On 21st September 2011, Prof. Paul Lagarde was awarded the Hague Prize for International Law.* This award was established in 2002 to reflect the special position of the city of The Hague as "City of Peace and Justice". The foundations for this special position were first laid almost 120 years ago with the organisation of the first diplomatic session of the Hague Conference on Private International Law in 1893, convened by the Netherlands Government on the initiative of Tobias Asser (Nobel Peace Prize 1911). A few years ago, the Hague Conference celebrated half a century of valuable contributions by Paul Lagarde and of his stimulating role. Professor Lagarde carries great authority amongst the Conference's experts and delegates from all over the world. He was one of the principal auctores intellectuales of the Hague Articles of 25 October 1980 on the Law Applicable to Certain Consumer Sales, the Hague Convention of 22 December 1986 on the Law Applicable to Contracts for the International Sale of Goods, the Hague Convention of 1 August 1989 on the Law Applicable to the Estates of Deceased Persons, the Hague Convention of 19 October 1996 on Jurisdiction, Applicable Law, Recognition, Enforcement, and Co-operation in Respect of Parental Responsibility and Measures of Child Protection and the Hague Convention of 13 January 2000 on the International Protection of Adults. Professor Lagarde also acted as Rapporteur for the 1996 and 2000 Hague Conventions regarding the protection of children and vulnerable adults. Lagarde's outstanding Explanatory Reports on the 1996 and 2000 Hague Conventions will be perused and cited, including in national courts all over the globe, for decades to come.
The Hague Conference congratulates Prof.
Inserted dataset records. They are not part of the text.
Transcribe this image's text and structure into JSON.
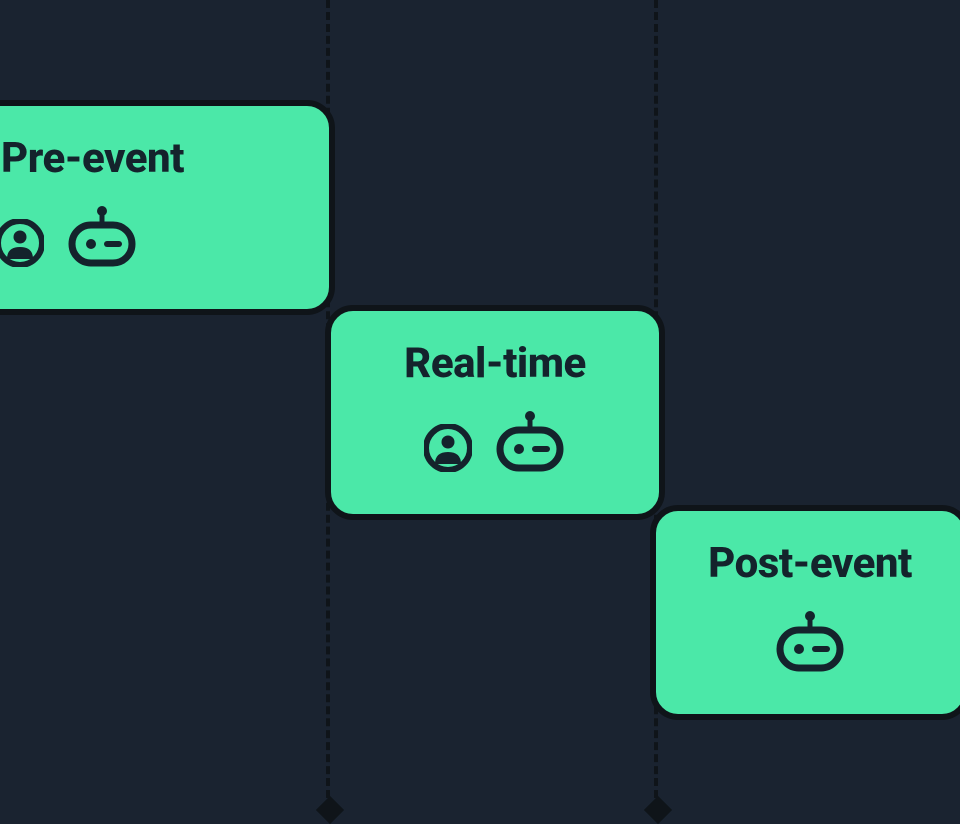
{
  "diagram": {
    "phases": [
      {
        "id": "pre-event",
        "label": "Pre-event",
        "icons": [
          "person",
          "robot"
        ]
      },
      {
        "id": "real-time",
        "label": "Real-time",
        "icons": [
          "person",
          "robot"
        ]
      },
      {
        "id": "post-event",
        "label": "Post-event",
        "icons": [
          "robot"
        ]
      }
    ],
    "timeline_markers": 2,
    "colors": {
      "card_bg": "#4be8a8",
      "stroke": "#0f1419",
      "page_bg": "#1a2330",
      "text": "#14232c"
    }
  }
}
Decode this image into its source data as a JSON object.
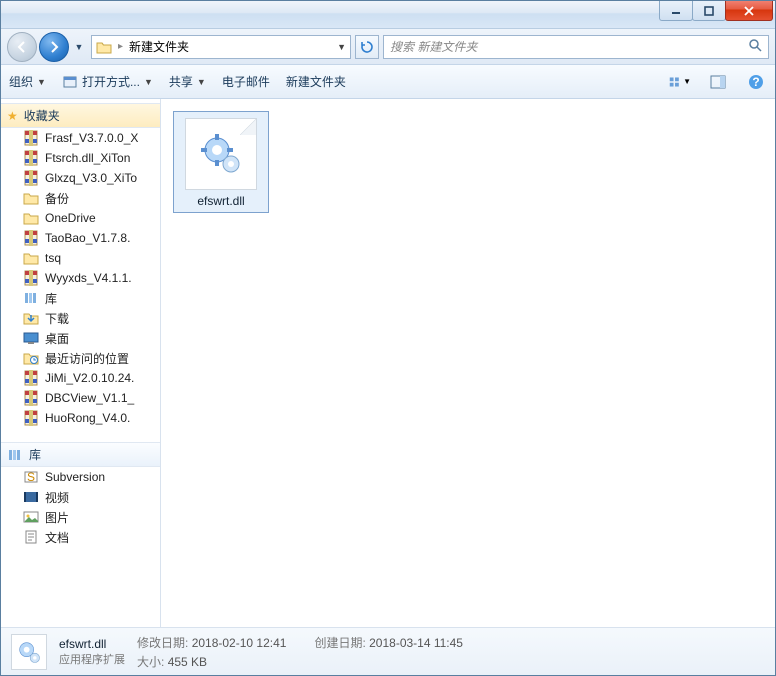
{
  "titlebar": {},
  "address": {
    "path_label": "新建文件夹",
    "search_placeholder": "搜索 新建文件夹"
  },
  "toolbar": {
    "organize": "组织",
    "open_with": "打开方式...",
    "share": "共享",
    "email": "电子邮件",
    "new_folder": "新建文件夹"
  },
  "sidebar": {
    "favorites_label": "收藏夹",
    "fav_items": [
      {
        "label": "Frasf_V3.7.0.0_X",
        "type": "rar"
      },
      {
        "label": "Ftsrch.dll_XiTon",
        "type": "rar"
      },
      {
        "label": "Glxzq_V3.0_XiTo",
        "type": "rar"
      },
      {
        "label": "备份",
        "type": "folder"
      },
      {
        "label": "OneDrive",
        "type": "folder"
      },
      {
        "label": "TaoBao_V1.7.8.",
        "type": "rar"
      },
      {
        "label": "tsq",
        "type": "folder"
      },
      {
        "label": "Wyyxds_V4.1.1.",
        "type": "rar"
      },
      {
        "label": "库",
        "type": "lib"
      },
      {
        "label": "下载",
        "type": "downloads"
      },
      {
        "label": "桌面",
        "type": "desktop"
      },
      {
        "label": "最近访问的位置",
        "type": "recent"
      },
      {
        "label": "JiMi_V2.0.10.24.",
        "type": "rar"
      },
      {
        "label": "DBCView_V1.1_",
        "type": "rar"
      },
      {
        "label": "HuoRong_V4.0.",
        "type": "rar"
      }
    ],
    "libraries_label": "库",
    "lib_items": [
      {
        "label": "Subversion",
        "type": "svn"
      },
      {
        "label": "视频",
        "type": "video"
      },
      {
        "label": "图片",
        "type": "picture"
      },
      {
        "label": "文档",
        "type": "doc"
      }
    ]
  },
  "content": {
    "selected_file": "efswrt.dll"
  },
  "details": {
    "filename": "efswrt.dll",
    "filetype": "应用程序扩展",
    "mod_label": "修改日期:",
    "mod_value": "2018-02-10 12:41",
    "create_label": "创建日期:",
    "create_value": "2018-03-14 11:45",
    "size_label": "大小:",
    "size_value": "455 KB"
  }
}
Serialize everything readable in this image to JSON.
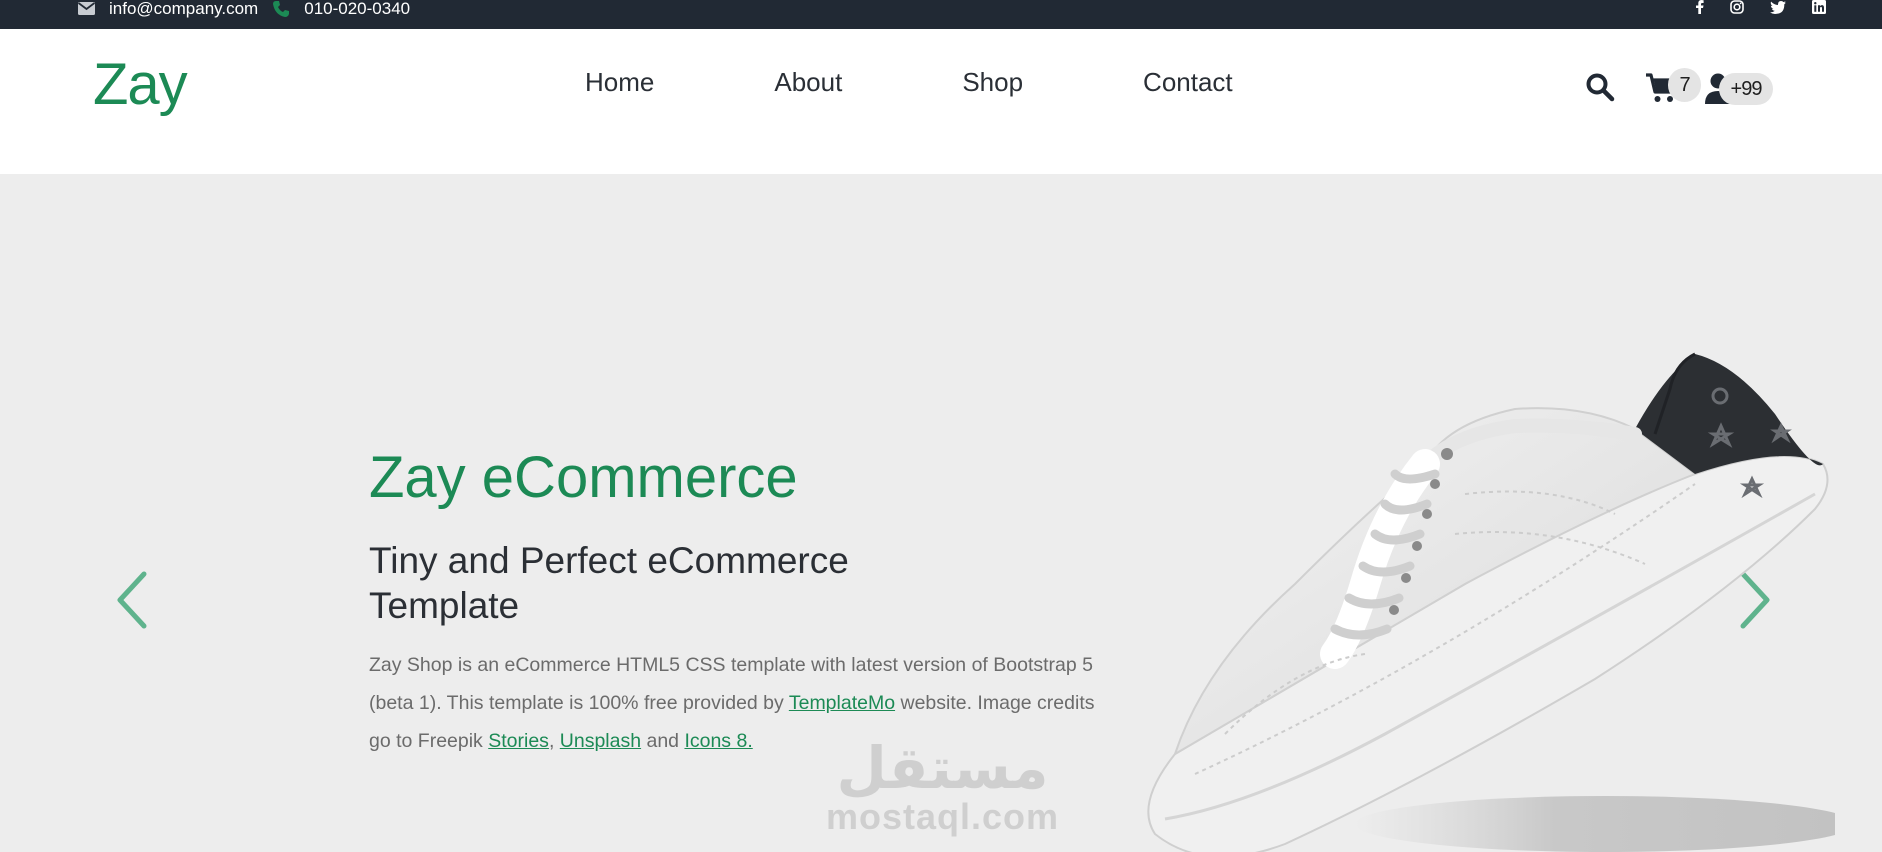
{
  "topbar": {
    "email": "info@company.com",
    "phone": "010-020-0340",
    "social_icons": [
      "facebook-icon",
      "instagram-icon",
      "twitter-icon",
      "linkedin-icon"
    ]
  },
  "header": {
    "logo": "Zay",
    "nav": [
      {
        "label": "Home"
      },
      {
        "label": "About"
      },
      {
        "label": "Shop"
      },
      {
        "label": "Contact"
      }
    ],
    "cart_badge": "7",
    "user_badge": "+99"
  },
  "hero": {
    "title_strong": "Zay",
    "title_rest": " eCommerce",
    "subtitle": "Tiny and Perfect eCommerce Template",
    "text_before": "Zay Shop is an eCommerce HTML5 CSS template with latest version of Bootstrap 5 (beta 1). This template is 100% free provided by ",
    "link_templatemo": "TemplateMo",
    "text_middle": " website. Image credits go to Freepik ",
    "link_stories": "Stories",
    "comma": ", ",
    "link_unsplash": "Unsplash",
    "and": " and ",
    "link_icons8": "Icons 8."
  },
  "watermark": {
    "arabic": "مستقل",
    "latin": "mostaql.com"
  },
  "colors": {
    "brand": "#1c8a55",
    "topbar": "#212934",
    "hero_bg": "#ededed"
  }
}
Lagarde on this remarkable achievement.
The following speeches have been made available:
- Bernard Bot, Chairman of the Hague Prize Foundation
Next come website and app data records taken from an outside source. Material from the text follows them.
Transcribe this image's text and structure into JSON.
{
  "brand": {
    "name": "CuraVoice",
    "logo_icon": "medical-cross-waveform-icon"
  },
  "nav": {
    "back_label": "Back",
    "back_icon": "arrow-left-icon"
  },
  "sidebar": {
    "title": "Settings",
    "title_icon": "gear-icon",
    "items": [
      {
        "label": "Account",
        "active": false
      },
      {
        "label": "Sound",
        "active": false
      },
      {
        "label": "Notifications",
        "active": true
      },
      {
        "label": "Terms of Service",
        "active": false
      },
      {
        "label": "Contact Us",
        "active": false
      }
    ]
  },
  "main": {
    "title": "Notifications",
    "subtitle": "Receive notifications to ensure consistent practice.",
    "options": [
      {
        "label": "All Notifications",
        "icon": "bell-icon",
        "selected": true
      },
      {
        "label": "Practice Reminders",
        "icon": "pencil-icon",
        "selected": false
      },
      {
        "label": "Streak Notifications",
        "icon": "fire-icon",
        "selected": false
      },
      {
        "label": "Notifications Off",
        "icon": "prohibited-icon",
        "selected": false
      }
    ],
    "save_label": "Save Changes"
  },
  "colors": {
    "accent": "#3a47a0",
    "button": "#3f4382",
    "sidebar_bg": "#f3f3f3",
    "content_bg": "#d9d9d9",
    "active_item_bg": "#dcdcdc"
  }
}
- Nico Schrijver, Chairman of the Nominating Committee
- Jozias van Aartsen, Mayor of The Hague
- Paul Lagarde
* This prestigious prize was established in 2002 by the municipality of The Hague and is awarded by an independent foundation, the Hague Prize Foundation, "to physical persons and/or legal persons who - through publications or achievements in the practice of law - have made a special contribution to the development of public international law and/or private international law or to the advancement of the rule of law in the world". The prize consists of a medal of honour, a certificate and a monetary amount of € 50,000.
The first recipient of the prize was Professor Shabtai Rosenne (2004), Professor M. Cherif Bassiouni received the prize in 2007 and in 2009 the prize was awarded to Dame Rosalyn Higgins.